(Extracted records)
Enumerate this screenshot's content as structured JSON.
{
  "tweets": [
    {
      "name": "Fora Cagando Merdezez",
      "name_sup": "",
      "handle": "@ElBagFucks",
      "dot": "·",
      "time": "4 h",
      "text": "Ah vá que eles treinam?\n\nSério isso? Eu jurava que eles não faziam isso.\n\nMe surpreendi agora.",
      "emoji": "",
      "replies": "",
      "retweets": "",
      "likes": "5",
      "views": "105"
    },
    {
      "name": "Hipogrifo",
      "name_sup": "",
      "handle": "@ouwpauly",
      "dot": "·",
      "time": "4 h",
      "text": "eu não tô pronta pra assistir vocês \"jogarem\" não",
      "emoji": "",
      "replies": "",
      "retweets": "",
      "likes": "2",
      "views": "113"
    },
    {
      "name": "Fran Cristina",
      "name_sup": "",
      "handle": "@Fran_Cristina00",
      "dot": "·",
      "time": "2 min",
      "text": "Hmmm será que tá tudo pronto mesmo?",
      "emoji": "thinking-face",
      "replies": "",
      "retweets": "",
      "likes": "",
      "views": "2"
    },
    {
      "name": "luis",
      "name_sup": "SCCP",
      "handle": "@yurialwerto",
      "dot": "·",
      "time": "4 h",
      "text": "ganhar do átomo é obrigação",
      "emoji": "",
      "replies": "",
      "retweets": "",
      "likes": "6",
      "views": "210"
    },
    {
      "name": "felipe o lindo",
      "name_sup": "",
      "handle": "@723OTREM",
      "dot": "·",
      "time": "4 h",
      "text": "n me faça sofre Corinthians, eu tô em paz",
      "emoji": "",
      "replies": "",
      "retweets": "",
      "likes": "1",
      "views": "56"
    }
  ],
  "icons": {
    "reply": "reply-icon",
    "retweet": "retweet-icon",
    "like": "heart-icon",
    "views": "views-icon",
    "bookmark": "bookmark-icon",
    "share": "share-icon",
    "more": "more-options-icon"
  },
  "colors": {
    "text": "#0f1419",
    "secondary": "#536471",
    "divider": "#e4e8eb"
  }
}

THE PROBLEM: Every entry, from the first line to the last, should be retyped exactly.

SOLUTION:
Enumerate this screenshot's content as structured JSON.
{
  "tweets": [
    {
      "name": "Fora Cagando Merdezez",
      "name_sup": "",
      "handle": "@ElBagFucks",
      "dot": "·",
      "time": "4 h",
      "text": "Ah vá que eles treinam?\n\nSério isso? Eu jurava que eles não faziam isso.\n\nMe surpreendi agora.",
      "emoji": "",
      "replies": "",
      "retweets": "",
      "likes": "5",
      "views": "105"
    },
    {
      "name": "Hipogrifo",
      "name_sup": "",
      "handle": "@ouwpauly",
      "dot": "·",
      "time": "4 h",
      "text": "eu não tô pronta pra assistir vocês \"jogarem\" não",
      "emoji": "",
      "replies": "",
      "retweets": "",
      "likes": "2",
      "views": "113"
    },
    {
      "name": "Fran Cristina",
      "name_sup": "",
      "handle": "@Fran_Cristina00",
      "dot": "·",
      "time": "2 min",
      "text": "Hmmm será que tá tudo pronto mesmo?",
      "emoji": "thinking-face",
      "replies": "",
      "retweets": "",
      "likes": "",
      "views": "2"
    },
    {
      "name": "luis",
      "name_sup": "SCCP",
      "handle": "@yurialwerto",
      "dot": "·",
      "time": "4 h",
      "text": "ganhar do átomo é obrigação",
      "emoji": "",
      "replies": "",
      "retweets": "",
      "likes": "6",
      "views": "210"
    },
    {
      "name": "felipe o lindo",
      "name_sup": "",
      "handle": "@723OTREM",
      "dot": "·",
      "time": "4 h",
      "text": "n me faça sofre Corinthians, eu tô em paz",
      "emoji": "",
      "replies": "",
      "retweets": "",
      "likes": "1",
      "views": "56"
    }
  ],
  "icons": {
    "reply": "reply-icon",
    "retweet": "retweet-icon",
    "like": "heart-icon",
    "views": "views-icon",
    "bookmark": "bookmark-icon",
    "share": "share-icon",
    "more": "more-options-icon"
  },
  "colors": {
    "text": "#0f1419",
    "secondary": "#536471",
    "divider": "#e4e8eb"
  }
}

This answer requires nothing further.